How to complete this task:
Search each line of the data for the word "screenshot"; copy every line where it is found.

Material for the task:
---

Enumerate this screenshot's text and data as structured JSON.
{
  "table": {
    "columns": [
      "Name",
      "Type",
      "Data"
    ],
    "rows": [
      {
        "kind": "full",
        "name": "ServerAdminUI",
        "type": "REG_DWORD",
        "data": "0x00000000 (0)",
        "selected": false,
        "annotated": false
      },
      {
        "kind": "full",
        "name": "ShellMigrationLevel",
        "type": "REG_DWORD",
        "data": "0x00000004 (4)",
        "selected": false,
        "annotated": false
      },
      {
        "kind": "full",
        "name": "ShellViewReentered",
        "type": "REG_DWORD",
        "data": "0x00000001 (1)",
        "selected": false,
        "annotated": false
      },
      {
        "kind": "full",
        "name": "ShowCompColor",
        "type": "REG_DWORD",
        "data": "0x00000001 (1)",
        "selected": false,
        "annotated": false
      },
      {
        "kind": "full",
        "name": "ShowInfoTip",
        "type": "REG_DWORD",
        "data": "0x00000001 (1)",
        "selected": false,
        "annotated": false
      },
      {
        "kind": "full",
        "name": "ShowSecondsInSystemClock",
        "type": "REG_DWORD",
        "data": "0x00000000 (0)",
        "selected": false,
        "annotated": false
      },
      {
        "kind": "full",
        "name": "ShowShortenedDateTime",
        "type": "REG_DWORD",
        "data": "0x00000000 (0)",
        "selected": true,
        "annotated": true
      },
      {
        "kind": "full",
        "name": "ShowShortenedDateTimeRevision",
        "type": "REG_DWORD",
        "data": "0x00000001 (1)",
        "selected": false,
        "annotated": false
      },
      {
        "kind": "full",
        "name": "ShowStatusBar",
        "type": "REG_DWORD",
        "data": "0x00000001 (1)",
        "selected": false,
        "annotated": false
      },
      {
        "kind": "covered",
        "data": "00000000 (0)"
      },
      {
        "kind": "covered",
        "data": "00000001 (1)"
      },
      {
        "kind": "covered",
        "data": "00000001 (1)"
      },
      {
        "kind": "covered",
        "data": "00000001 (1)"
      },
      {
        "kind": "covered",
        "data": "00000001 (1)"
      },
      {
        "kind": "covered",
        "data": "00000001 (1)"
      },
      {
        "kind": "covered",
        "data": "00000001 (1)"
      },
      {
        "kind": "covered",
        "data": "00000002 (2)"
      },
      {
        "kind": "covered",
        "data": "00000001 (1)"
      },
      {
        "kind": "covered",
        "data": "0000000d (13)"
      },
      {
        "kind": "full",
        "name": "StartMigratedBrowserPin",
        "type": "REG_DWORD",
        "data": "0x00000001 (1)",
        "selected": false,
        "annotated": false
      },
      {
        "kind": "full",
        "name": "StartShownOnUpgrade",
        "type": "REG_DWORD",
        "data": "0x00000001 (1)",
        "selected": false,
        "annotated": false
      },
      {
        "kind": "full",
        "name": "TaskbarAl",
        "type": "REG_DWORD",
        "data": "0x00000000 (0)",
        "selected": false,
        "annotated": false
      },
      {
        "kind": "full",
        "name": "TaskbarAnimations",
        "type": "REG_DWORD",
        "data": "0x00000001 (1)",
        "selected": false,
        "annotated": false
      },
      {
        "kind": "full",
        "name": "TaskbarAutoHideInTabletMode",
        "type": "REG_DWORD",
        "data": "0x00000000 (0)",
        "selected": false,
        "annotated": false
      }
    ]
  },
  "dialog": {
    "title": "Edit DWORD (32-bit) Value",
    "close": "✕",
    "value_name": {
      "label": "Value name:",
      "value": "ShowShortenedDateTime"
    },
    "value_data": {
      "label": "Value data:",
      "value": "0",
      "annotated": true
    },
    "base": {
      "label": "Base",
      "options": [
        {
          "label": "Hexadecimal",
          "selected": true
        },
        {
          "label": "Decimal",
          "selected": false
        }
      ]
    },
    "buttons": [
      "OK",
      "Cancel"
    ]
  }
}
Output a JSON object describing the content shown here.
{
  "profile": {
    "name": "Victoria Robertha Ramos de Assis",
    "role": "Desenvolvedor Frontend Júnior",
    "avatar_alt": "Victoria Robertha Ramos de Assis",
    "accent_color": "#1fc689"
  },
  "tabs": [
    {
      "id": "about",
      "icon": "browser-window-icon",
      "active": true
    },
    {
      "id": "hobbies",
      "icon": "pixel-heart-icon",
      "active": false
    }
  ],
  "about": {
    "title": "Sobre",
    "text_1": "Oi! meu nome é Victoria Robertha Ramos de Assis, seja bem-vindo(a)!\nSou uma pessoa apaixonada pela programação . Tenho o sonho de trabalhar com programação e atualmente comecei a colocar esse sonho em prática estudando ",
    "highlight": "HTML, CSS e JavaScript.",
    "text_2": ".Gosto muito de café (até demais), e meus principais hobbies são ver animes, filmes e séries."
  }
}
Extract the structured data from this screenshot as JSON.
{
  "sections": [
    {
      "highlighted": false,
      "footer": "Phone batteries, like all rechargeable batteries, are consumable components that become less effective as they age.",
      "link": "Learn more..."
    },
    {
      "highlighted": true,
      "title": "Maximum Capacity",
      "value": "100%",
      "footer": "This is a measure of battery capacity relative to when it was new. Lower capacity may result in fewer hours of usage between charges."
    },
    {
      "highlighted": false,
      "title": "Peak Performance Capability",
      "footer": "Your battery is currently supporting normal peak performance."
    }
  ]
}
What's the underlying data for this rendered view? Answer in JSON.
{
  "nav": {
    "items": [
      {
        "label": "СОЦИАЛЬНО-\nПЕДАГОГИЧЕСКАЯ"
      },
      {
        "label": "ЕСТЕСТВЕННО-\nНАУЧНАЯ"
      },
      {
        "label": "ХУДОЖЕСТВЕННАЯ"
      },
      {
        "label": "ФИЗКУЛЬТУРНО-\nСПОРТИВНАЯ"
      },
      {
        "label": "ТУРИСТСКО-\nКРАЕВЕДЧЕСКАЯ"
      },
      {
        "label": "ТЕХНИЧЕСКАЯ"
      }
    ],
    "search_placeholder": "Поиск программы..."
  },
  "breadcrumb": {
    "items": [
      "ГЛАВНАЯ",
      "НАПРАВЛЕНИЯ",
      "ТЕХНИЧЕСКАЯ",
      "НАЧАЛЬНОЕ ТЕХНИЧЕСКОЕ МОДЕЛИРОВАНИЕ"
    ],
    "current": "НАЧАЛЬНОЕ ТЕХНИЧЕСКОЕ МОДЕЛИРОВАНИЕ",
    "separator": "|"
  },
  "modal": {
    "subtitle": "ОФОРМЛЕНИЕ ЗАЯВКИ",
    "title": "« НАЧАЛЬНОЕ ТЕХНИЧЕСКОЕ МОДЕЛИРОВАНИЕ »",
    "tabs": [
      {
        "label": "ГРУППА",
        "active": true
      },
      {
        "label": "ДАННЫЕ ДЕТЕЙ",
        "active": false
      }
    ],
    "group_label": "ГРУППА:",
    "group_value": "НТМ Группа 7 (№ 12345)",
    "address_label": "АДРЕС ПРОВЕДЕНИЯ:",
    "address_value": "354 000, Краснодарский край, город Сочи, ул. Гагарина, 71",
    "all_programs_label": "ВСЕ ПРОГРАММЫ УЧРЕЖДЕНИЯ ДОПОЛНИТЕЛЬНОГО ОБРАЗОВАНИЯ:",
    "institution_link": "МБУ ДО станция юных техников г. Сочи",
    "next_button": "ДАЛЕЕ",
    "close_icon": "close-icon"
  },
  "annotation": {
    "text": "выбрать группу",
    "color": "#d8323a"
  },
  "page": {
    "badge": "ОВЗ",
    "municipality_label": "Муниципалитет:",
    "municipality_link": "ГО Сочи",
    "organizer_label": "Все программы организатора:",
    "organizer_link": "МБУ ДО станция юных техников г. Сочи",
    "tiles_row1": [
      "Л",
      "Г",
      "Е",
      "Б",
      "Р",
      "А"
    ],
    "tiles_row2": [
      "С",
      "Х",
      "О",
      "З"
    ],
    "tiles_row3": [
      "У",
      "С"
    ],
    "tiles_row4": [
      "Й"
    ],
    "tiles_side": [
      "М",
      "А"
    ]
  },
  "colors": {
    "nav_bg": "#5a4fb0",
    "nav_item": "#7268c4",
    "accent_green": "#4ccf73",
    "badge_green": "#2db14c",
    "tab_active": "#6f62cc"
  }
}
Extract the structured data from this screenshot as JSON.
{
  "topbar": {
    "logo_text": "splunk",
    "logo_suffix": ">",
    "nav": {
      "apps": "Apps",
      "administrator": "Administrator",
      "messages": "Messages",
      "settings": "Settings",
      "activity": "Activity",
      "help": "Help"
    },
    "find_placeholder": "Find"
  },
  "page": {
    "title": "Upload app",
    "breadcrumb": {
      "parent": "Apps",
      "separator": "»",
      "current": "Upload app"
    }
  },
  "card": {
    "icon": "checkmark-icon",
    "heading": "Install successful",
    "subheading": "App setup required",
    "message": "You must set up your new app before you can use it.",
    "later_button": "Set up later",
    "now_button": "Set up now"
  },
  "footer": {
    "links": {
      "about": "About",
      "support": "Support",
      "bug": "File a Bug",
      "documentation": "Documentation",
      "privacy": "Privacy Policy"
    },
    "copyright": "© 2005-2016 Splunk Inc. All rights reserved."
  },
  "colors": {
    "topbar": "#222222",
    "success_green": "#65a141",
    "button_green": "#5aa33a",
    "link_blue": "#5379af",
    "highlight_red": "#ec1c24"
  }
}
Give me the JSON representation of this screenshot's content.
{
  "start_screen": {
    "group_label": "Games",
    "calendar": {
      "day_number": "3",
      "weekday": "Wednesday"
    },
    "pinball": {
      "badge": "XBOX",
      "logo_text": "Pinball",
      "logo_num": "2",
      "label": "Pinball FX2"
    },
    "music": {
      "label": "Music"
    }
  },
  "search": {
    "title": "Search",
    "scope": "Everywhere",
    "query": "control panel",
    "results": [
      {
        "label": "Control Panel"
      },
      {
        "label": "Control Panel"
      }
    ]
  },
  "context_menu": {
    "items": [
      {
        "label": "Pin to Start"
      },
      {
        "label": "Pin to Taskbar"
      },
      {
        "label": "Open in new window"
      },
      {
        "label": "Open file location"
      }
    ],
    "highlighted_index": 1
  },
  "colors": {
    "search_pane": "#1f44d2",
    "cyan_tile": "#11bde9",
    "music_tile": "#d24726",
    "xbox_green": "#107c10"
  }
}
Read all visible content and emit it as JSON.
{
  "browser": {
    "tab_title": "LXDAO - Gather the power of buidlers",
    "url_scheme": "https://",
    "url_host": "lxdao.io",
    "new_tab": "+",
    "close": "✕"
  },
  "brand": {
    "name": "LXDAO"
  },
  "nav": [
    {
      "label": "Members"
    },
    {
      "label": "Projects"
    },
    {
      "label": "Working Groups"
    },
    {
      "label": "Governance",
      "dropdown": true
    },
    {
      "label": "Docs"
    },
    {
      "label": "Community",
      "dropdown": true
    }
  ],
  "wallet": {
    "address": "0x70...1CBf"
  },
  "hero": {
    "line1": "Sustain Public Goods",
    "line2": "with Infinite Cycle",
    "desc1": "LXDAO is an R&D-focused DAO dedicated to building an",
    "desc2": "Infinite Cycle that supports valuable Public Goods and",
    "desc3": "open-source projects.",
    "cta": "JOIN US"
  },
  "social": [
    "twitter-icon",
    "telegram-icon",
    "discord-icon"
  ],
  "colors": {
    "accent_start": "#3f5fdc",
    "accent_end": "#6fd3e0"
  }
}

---

Solution to the exercise:
Enumerate this screenshot's text and data as structured JSON.
Extract the structured data from this screenshot as JSON.
Extract the structured data from this screenshot as JSON.
Give me the JSON representation of this screenshot's content.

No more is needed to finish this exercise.